[WHAT THE EXERCISE ASKS]
Once you have read the records below, restate them word for word.

[SOURCE DATA]
════════════════════

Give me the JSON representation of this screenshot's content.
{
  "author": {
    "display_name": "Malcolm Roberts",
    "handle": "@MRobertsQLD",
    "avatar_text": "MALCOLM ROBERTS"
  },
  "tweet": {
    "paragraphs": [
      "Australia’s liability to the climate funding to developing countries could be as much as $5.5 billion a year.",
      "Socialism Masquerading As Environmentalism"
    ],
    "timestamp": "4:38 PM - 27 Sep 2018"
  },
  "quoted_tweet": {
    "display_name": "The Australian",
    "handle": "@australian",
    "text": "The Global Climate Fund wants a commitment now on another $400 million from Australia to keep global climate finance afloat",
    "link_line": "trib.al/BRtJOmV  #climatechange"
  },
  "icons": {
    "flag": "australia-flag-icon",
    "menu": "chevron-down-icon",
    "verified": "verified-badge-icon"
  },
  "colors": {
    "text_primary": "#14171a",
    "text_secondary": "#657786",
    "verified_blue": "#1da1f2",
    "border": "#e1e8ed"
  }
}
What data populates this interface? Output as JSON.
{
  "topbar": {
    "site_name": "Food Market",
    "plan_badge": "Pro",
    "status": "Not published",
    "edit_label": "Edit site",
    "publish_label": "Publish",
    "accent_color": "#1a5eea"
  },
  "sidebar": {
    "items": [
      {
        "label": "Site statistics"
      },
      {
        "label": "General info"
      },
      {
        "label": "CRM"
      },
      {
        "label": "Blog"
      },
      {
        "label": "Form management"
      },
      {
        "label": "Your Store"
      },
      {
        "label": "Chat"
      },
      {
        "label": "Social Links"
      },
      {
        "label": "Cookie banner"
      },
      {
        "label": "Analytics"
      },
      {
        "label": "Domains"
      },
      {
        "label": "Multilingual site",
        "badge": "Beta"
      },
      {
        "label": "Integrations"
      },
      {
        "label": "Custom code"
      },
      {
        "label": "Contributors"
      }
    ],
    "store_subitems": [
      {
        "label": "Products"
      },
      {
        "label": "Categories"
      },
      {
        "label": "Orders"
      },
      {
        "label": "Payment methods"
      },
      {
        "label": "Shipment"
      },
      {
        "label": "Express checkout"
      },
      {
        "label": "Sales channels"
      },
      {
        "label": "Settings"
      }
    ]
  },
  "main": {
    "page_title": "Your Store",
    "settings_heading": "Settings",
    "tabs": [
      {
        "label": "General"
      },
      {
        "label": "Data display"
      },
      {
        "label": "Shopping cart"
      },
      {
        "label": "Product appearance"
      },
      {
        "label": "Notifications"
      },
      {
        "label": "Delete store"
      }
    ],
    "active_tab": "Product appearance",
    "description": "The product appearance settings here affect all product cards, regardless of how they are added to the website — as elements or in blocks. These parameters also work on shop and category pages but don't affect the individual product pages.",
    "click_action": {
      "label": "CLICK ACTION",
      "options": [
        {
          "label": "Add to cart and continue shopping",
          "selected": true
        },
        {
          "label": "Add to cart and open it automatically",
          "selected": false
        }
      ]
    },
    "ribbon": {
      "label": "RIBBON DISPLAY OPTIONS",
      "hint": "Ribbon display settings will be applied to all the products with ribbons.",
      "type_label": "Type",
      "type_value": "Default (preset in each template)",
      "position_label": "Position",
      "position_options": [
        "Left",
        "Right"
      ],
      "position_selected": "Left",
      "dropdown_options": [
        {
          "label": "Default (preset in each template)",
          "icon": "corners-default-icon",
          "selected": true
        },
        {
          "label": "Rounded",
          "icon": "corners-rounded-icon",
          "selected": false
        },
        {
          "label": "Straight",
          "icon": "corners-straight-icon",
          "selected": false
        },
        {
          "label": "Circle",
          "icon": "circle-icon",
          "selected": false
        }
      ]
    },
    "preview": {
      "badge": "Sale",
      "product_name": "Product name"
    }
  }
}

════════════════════

[TASK RESPONSE]
Give me the JSON representation of this screenshot's content.
{
  "author": {
    "display_name": "Malcolm Roberts",
    "handle": "@MRobertsQLD",
    "avatar_text": "MALCOLM ROBERTS"
  },
  "tweet": {
    "paragraphs": [
      "Australia’s liability to the climate funding to developing countries could be as much as $5.5 billion a year.",
      "Socialism Masquerading As Environmentalism"
    ],
    "timestamp": "4:38 PM - 27 Sep 2018"
  },
  "quoted_tweet": {
    "display_name": "The Australian",
    "handle": "@australian",
    "text": "The Global Climate Fund wants a commitment now on another $400 million from Australia to keep global climate finance afloat",
    "link_line": "trib.al/BRtJOmV  #climatechange"
  },
  "icons": {
    "flag": "australia-flag-icon",
    "menu": "chevron-down-icon",
    "verified": "verified-badge-icon"
  },
  "colors": {
    "text_primary": "#14171a",
    "text_secondary": "#657786",
    "verified_blue": "#1da1f2",
    "border": "#e1e8ed"
  }
}
What data populates this interface? Output as JSON.
{
  "topbar": {
    "site_name": "Food Market",
    "plan_badge": "Pro",
    "status": "Not published",
    "edit_label": "Edit site",
    "publish_label": "Publish",
    "accent_color": "#1a5eea"
  },
  "sidebar": {
    "items": [
      {
        "label": "Site statistics"
      },
      {
        "label": "General info"
      },
      {
        "label": "CRM"
      },
      {
        "label": "Blog"
      },
      {
        "label": "Form management"
      },
      {
        "label": "Your Store"
      },
      {
        "label": "Chat"
      },
      {
        "label": "Social Links"
      },
      {
        "label": "Cookie banner"
      },
      {
        "label": "Analytics"
      },
      {
        "label": "Domains"
      },
      {
        "label": "Multilingual site",
        "badge": "Beta"
      },
      {
        "label": "Integrations"
      },
      {
        "label": "Custom code"
      },
      {
        "label": "Contributors"
      }
    ],
    "store_subitems": [
      {
        "label": "Products"
      },
      {
        "label": "Categories"
      },
      {
        "label": "Orders"
      },
      {
        "label": "Payment methods"
      },
      {
        "label": "Shipment"
      },
      {
        "label": "Express checkout"
      },
      {
        "label": "Sales channels"
      },
      {
        "label": "Settings"
      }
    ]
  },
  "main": {
    "page_title": "Your Store",
    "settings_heading": "Settings",
    "tabs": [
      {
        "label": "General"
      },
      {
        "label": "Data display"
      },
      {
        "label": "Shopping cart"
      },
      {
        "label": "Product appearance"
      },
      {
        "label": "Notifications"
      },
      {
        "label": "Delete store"
      }
    ],
    "active_tab": "Product appearance",
    "description": "The product appearance settings here affect all product cards, regardless of how they are added to the website — as elements or in blocks. These parameters also work on shop and category pages but don't affect the individual product pages.",
    "click_action": {
      "label": "CLICK ACTION",
      "options": [
        {
          "label": "Add to cart and continue shopping",
          "selected": true
        },
        {
          "label": "Add to cart and open it automatically",
          "selected": false
        }
      ]
    },
    "ribbon": {
      "label": "RIBBON DISPLAY OPTIONS",
      "hint": "Ribbon display settings will be applied to all the products with ribbons.",
      "type_label": "Type",
      "type_value": "Default (preset in each template)",
      "position_label": "Position",
      "position_options": [
        "Left",
        "Right"
      ],
      "position_selected": "Left",
      "dropdown_options": [
        {
          "label": "Default (preset in each template)",
          "icon": "corners-default-icon",
          "selected": true
        },
        {
          "label": "Rounded",
          "icon": "corners-rounded-icon",
          "selected": false
        },
        {
          "label": "Straight",
          "icon": "corners-straight-icon",
          "selected": false
        },
        {
          "label": "Circle",
          "icon": "circle-icon",
          "selected": false
        }
      ]
    },
    "preview": {
      "badge": "Sale",
      "product_name": "Product name"
    }
  }
}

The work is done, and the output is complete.